MEMPHIS, Tenn., April 26, 1863.
Lieutenant Colonel John A. RAWLINS, Asst. Adjt. General, Dept. of Tennessee:
SIR: I learn from Dodge that he occupied Tuscumbia on 24th, and proposed to take Florence on 25th. Quite a brisk skirmish on Little Bear Creek. Loss not reported, if any. Johnston sent word to troops at Tuscumbia that he could not re-enforce. Great consternation from the belief that Dodge is the head of a column to attack Johnston in flank and rear.
Colonel Streight pushes out to-day on his trip. Dodge feels confident of his position.
The column under General Smith dispersed Chalmers, capturing many small-arms, principally shot-guns, 230 horses and mules, and a number of wagons of provisions and supplies. Our troops are now all at their stations. Nothing further from Grierson.
The SECOND Iowa Cavalry is reported to have destroyed barracks, stores, and railroad at Okolona and Tupelo and at other points. They are not in yet, and may have some trouble, but Hatch will take care of himself and his men. Everything, so far as I can learn, is moving well on this line, though Chalmers may make a dash to pass our railroad or capture a train. The men are in splendid health. Hospitals much reduced, and room enough for patients from below.
Your obedient servant,
S. A. HURLBUT.
PERKINS' PLANTATION, La., April 27, 1863.
Major General John A. McClernand, Comdg. Thirteenth Army Corps:
Commence immediately the embarkation of your corps, or so much of it as there is transportation for. Have put aboard the artillery and every article authorized in orders limiting baggage, except the men, and hold them in readiness, with their places assigned, to be moved at a moment's warning. All the troops you may have, except those ordered to remain behind, send to a point nearly opposite Grand Gulf, where, you will see by Special Orders of this date, General McPherson is ordered to send one DIVISION.
The plan of the attack will be for the navy to attack and silence all the batteries commanding the river. Your corps will be on the river, ready to run to and debark on the nearest eligible land below the promontory first brought to view passing down the river. Once on shore, have each commander instructed beforehand to form his men the best the ground will admit of, and take possession of the most commanding points, but avoid separating your command so that it cannot support itself. The first object is to get a foothold where our troops can maintain themselves until such time as preparations themselves until such time as preparations can be made and troops collected for a forward movement.

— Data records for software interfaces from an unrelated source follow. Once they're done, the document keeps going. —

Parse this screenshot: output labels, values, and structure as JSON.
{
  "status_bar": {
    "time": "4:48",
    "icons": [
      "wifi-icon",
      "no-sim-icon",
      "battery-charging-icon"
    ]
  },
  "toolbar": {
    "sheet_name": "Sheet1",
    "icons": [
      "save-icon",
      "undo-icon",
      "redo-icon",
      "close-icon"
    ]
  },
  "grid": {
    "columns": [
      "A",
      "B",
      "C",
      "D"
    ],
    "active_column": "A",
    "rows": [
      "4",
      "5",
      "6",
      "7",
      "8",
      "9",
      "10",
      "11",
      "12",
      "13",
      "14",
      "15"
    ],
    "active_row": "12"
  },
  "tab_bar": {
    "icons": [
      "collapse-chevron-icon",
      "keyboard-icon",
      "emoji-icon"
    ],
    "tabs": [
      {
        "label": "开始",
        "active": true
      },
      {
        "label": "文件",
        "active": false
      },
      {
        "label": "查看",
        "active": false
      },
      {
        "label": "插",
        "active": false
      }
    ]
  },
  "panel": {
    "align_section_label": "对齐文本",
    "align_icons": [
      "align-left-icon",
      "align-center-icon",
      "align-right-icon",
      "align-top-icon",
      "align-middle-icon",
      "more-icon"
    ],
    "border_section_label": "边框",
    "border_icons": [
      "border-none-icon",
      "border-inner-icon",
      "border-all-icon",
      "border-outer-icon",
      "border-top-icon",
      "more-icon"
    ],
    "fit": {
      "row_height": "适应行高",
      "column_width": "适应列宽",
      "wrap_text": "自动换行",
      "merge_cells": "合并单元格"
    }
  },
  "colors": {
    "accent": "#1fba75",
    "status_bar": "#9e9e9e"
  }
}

Admiral Porter has proposed to plache position indicated to you a few days ago, and to bring over with them such troops as may be below the city after the guns of the enemy are silenced.
It may be that the enemy will occupy [such] positions back from the city, out of range of the gunboats, as to make it desirable to run past Grand Gulf and land at Rodney. In case this should prove the plan, a signal will be arranged, and you duly informed when the transports are to start with this view. Or it may expedient for the boats to run past, but not the men. In this case, then, the transports would have to be brought back to where the men could land, and move by forced marches